Since I first read about it, I have always disliked Post-Modernism, which seems to me to be a late adolescent reaction to the failure of really radical politics, and its replacement by a “one narrative is as good as any other pseudo-radical relativism” if not bloody solipsism.
Unfortunately, Post-Modernism was unconsciously inhaled by conservatives, giving us our first Post-Modernist President: George W Bush, as illustrated by the awful Karl Rove’s famous Post-Modernist credo: “The aide said that guys like me were “in what we call the reality-based community,” which he defined as people who “believe that solutions emerge from your judicious study of discernible reality.” … “That’s not the way the world really works anymore,” he continued. “We’re an empire now, and when we act, we create our own reality. And while you’re studying that reality—judiciously, as you will—we’ll act again, creating other new realities, which you can study too, and that’s how things will sort out. We’re history’s actors…and you, all of you, will be left to just study what we do.”
Now this Post Modernist credo as a sort of any-narrative-is-as-good-as-any-other is now central to the Republican Party, to its deafness to criticism (“oh that’s just the liberal narrative pay no attention”), to its delusional narratives, to its anti-science (just another narrative as per PM orthodoxy), to its hatred of rationality and so on. So thanks Post-Modernism: like most skepticism it has tipped over into gullibility, in this case the monster of conservative know nothingism.
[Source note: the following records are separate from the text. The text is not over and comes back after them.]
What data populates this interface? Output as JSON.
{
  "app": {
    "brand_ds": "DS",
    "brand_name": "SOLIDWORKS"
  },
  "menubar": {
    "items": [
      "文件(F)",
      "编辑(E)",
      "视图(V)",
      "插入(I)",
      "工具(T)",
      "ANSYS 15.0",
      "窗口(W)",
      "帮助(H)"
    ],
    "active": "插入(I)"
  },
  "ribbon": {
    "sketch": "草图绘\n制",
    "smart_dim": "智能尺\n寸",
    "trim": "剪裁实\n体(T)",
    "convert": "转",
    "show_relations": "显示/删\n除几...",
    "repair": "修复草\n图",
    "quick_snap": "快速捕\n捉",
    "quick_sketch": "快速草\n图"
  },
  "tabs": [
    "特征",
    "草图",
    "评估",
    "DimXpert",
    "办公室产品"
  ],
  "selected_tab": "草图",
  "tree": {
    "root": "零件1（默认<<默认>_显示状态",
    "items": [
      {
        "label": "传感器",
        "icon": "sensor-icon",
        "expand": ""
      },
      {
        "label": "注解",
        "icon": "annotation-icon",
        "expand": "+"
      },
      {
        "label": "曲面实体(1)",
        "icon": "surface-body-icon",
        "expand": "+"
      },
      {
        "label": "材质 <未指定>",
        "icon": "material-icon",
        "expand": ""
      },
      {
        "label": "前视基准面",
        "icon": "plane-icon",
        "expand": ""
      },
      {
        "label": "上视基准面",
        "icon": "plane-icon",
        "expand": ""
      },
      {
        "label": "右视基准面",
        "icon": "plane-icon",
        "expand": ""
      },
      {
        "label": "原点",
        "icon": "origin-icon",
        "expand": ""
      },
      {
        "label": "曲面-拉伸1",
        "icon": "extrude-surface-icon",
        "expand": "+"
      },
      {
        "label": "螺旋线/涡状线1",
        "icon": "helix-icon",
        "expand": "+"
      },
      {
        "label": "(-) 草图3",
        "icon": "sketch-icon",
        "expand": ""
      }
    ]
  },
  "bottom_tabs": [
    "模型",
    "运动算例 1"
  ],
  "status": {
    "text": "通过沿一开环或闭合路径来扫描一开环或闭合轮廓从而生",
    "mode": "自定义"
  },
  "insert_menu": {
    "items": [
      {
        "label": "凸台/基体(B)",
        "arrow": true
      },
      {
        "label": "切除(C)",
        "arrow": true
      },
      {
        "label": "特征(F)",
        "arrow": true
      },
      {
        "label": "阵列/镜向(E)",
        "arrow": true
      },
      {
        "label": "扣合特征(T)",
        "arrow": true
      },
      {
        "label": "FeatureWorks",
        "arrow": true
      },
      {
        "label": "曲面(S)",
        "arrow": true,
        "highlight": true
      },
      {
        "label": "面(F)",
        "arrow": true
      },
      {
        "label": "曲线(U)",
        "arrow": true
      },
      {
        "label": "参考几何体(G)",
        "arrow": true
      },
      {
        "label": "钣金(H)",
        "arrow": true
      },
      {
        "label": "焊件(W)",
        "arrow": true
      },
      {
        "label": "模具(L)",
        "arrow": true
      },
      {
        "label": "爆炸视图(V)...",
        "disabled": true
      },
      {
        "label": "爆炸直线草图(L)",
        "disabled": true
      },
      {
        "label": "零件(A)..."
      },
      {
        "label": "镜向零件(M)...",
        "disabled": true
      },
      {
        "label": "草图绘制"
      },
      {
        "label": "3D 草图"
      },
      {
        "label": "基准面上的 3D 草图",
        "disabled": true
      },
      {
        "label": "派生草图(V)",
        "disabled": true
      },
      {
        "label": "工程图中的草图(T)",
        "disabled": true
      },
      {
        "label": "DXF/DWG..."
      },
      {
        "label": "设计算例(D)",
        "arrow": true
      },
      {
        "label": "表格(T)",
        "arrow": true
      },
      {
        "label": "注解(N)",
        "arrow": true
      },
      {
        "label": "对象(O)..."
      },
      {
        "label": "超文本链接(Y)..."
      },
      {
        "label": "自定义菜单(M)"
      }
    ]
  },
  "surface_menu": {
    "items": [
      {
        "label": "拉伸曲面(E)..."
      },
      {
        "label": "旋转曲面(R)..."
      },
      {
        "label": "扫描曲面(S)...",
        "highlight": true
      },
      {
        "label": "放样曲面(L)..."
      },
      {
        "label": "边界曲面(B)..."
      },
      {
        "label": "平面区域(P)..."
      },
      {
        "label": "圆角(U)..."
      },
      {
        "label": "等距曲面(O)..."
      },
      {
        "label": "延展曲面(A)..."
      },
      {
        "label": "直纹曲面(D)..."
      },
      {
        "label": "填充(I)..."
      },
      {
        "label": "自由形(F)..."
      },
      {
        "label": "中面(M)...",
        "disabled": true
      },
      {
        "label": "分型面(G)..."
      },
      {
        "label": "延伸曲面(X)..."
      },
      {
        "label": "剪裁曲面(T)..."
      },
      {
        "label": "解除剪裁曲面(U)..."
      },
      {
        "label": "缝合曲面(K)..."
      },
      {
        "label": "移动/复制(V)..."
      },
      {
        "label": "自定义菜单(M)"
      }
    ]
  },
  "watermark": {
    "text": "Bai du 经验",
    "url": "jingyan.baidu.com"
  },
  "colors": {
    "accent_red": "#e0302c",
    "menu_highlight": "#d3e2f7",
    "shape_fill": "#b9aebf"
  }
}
Our first Post Modernist President, no doubt with his own narrative, as good as any other: